(Data about app and page elements)

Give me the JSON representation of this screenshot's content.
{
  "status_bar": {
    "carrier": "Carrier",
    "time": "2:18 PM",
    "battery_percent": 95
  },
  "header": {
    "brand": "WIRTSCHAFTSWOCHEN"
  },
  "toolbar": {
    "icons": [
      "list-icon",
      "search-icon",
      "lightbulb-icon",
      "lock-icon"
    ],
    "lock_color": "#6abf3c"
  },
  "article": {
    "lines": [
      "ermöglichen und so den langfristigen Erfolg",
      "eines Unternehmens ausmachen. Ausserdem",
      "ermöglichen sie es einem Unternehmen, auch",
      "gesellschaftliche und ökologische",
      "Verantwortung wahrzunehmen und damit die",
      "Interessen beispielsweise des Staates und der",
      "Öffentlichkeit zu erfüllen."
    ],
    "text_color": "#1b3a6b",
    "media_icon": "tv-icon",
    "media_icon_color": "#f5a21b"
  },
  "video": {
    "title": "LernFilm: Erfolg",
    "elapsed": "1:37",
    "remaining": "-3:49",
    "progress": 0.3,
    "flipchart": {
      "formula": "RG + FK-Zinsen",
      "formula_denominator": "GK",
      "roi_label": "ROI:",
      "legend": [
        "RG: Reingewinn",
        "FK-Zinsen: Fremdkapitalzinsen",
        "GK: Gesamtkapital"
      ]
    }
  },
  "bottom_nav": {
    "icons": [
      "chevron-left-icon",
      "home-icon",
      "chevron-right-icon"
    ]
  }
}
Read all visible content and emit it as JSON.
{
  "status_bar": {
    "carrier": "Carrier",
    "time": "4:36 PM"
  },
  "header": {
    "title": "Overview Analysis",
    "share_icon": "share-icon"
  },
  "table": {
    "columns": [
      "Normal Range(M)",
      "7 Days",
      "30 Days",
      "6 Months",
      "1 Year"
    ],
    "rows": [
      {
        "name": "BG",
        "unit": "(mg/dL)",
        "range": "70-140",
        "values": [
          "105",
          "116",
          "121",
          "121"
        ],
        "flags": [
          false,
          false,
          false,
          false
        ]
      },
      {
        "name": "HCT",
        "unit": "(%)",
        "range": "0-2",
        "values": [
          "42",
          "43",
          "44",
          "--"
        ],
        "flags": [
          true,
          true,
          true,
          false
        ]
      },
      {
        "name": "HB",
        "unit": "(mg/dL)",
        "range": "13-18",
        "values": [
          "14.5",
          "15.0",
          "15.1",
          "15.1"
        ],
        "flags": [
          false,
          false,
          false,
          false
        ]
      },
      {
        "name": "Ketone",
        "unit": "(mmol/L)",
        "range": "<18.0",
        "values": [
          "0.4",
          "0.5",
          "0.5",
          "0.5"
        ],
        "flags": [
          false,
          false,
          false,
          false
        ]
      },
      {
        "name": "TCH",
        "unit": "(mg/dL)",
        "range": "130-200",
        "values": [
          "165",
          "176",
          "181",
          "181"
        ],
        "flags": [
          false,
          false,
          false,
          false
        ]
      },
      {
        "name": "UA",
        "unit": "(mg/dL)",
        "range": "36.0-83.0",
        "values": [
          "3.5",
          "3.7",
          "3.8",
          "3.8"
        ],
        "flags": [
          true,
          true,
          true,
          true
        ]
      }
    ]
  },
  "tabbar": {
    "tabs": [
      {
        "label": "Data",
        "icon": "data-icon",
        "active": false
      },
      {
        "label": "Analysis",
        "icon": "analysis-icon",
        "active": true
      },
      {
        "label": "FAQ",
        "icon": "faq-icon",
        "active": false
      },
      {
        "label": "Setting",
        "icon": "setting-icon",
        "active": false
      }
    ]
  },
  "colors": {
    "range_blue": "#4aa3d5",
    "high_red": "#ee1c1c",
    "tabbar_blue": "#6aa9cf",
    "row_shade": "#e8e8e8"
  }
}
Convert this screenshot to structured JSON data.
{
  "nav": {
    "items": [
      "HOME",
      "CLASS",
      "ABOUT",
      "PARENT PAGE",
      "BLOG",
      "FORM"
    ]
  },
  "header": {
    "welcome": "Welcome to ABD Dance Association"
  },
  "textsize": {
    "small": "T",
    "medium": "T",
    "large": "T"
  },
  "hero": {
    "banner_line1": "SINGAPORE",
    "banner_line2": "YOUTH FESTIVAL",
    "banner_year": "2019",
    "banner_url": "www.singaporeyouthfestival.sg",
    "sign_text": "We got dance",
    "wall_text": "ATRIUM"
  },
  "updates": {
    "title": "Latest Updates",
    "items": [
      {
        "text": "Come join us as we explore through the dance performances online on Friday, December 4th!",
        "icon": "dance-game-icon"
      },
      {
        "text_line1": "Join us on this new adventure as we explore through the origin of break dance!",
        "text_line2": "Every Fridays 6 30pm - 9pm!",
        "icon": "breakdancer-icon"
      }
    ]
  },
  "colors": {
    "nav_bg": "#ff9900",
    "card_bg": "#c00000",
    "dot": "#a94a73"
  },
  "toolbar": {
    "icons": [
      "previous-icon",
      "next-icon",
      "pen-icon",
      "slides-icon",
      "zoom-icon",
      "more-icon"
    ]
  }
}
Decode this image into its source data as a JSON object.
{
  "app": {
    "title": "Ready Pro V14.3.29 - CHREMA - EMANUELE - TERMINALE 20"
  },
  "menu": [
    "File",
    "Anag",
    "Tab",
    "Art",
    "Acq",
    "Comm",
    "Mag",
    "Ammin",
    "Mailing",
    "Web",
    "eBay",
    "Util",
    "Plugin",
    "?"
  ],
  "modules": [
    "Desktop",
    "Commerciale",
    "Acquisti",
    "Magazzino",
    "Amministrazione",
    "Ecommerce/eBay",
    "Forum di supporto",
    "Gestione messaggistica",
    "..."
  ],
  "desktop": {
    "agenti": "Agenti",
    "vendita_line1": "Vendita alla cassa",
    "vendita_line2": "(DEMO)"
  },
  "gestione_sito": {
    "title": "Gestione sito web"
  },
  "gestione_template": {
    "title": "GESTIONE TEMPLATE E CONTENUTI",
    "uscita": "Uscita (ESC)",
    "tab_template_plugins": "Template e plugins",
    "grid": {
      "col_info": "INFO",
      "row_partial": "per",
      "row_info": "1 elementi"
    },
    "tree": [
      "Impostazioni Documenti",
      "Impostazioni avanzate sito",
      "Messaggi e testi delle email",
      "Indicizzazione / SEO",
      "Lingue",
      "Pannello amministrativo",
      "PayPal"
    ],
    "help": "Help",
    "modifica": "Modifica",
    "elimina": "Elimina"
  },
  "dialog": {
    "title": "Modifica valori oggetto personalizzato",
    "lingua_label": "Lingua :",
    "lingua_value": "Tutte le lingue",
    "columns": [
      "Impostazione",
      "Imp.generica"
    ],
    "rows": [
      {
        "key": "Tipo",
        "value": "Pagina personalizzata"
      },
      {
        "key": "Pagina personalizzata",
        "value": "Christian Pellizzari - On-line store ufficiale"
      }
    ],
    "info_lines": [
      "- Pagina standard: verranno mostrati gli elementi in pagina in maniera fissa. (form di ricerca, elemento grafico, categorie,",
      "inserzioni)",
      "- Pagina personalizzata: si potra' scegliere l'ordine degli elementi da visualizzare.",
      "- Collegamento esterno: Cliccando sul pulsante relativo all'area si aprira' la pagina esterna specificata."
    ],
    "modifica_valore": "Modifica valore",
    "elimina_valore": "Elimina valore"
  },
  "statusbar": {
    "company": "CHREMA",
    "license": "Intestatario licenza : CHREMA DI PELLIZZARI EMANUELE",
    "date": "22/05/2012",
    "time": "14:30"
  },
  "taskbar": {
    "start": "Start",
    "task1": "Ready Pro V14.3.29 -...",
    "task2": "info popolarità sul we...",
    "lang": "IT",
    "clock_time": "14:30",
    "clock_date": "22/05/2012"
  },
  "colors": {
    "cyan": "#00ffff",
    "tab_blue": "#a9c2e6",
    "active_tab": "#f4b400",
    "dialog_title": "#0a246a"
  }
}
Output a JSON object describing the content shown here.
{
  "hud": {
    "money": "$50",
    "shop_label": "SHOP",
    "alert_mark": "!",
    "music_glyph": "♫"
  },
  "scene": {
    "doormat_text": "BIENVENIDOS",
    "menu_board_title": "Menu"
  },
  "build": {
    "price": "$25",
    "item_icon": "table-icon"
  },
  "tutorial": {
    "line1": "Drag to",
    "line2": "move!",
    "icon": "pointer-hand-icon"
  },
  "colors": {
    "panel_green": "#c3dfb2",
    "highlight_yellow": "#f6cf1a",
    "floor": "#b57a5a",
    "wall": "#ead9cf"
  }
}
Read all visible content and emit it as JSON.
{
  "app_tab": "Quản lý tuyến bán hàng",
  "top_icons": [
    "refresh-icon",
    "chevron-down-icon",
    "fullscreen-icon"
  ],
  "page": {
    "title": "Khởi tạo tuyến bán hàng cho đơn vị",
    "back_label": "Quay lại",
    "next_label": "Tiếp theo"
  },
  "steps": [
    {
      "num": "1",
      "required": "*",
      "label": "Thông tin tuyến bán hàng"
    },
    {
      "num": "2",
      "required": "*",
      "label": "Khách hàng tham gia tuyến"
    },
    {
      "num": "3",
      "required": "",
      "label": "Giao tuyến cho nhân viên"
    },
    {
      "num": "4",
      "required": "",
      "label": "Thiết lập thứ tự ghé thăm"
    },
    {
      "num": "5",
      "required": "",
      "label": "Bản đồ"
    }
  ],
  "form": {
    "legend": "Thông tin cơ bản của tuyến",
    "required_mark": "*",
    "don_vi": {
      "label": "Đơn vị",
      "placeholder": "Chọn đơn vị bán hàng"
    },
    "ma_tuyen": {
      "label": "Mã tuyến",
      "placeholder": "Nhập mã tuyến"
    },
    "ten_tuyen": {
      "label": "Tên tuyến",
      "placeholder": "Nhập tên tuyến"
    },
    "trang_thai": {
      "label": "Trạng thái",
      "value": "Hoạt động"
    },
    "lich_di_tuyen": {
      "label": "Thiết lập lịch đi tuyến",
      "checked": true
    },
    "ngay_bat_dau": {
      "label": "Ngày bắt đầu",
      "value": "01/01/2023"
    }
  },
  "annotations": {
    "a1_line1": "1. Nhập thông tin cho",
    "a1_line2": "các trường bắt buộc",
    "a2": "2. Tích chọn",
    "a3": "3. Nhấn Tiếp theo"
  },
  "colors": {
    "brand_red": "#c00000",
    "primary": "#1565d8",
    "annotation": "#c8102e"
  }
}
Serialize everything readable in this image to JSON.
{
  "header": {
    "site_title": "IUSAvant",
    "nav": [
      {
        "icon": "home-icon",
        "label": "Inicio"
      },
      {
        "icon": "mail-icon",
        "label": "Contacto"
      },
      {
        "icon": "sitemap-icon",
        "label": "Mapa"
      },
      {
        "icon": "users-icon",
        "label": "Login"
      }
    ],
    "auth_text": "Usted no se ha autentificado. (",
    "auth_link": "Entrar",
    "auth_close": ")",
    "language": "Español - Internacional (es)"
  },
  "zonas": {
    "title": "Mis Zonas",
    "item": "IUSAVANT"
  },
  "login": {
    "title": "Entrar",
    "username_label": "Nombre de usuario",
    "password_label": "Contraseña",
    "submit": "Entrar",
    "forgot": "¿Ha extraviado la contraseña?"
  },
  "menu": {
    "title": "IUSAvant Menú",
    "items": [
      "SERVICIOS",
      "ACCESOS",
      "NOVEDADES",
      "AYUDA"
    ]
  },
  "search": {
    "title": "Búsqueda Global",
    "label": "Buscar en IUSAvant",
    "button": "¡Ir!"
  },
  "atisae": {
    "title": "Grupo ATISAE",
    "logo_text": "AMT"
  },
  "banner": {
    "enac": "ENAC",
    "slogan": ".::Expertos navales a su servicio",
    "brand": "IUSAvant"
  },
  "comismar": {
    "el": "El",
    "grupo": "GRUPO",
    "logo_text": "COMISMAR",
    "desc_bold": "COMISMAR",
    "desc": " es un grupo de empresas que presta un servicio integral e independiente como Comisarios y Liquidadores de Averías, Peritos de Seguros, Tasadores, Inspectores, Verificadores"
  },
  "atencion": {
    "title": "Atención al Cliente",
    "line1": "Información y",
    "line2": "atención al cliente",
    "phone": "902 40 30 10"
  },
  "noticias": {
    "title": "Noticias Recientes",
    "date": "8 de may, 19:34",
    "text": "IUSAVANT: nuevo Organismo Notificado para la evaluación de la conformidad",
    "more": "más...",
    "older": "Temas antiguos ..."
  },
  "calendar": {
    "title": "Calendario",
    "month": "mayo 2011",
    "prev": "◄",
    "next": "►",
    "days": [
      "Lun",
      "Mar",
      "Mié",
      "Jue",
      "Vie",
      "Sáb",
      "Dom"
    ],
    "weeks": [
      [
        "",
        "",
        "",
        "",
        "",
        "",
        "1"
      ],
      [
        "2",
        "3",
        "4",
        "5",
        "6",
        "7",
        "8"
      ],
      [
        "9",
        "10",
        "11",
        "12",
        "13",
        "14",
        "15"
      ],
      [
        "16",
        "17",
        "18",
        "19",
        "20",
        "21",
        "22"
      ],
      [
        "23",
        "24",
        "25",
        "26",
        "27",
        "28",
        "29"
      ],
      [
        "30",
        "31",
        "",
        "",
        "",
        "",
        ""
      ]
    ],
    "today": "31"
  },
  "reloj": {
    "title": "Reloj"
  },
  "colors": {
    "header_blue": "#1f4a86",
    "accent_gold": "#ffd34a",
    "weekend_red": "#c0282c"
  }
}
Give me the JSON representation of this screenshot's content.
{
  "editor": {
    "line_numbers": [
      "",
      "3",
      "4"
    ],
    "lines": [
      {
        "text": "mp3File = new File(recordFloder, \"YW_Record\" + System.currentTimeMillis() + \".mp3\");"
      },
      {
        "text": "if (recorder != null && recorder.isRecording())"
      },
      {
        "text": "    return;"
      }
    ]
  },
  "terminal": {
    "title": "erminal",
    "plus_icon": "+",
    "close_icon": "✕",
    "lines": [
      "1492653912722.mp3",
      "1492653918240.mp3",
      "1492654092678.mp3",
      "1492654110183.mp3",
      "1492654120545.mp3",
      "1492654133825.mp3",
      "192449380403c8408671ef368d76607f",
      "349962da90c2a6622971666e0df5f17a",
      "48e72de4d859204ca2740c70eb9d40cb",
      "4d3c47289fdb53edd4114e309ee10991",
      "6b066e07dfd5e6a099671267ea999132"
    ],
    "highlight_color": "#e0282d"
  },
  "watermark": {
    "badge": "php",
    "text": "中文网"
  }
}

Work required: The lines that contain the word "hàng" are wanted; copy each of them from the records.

Solution for this task:
  "app_tab": "Quản lý tuyến bán hàng",
    "title": "Khởi tạo tuyến bán hàng cho đơn vị",
      "label": "Thông tin tuyến bán hàng"
      "label": "Khách hàng tham gia tuyến"
      "placeholder": "Chọn đơn vị bán hàng"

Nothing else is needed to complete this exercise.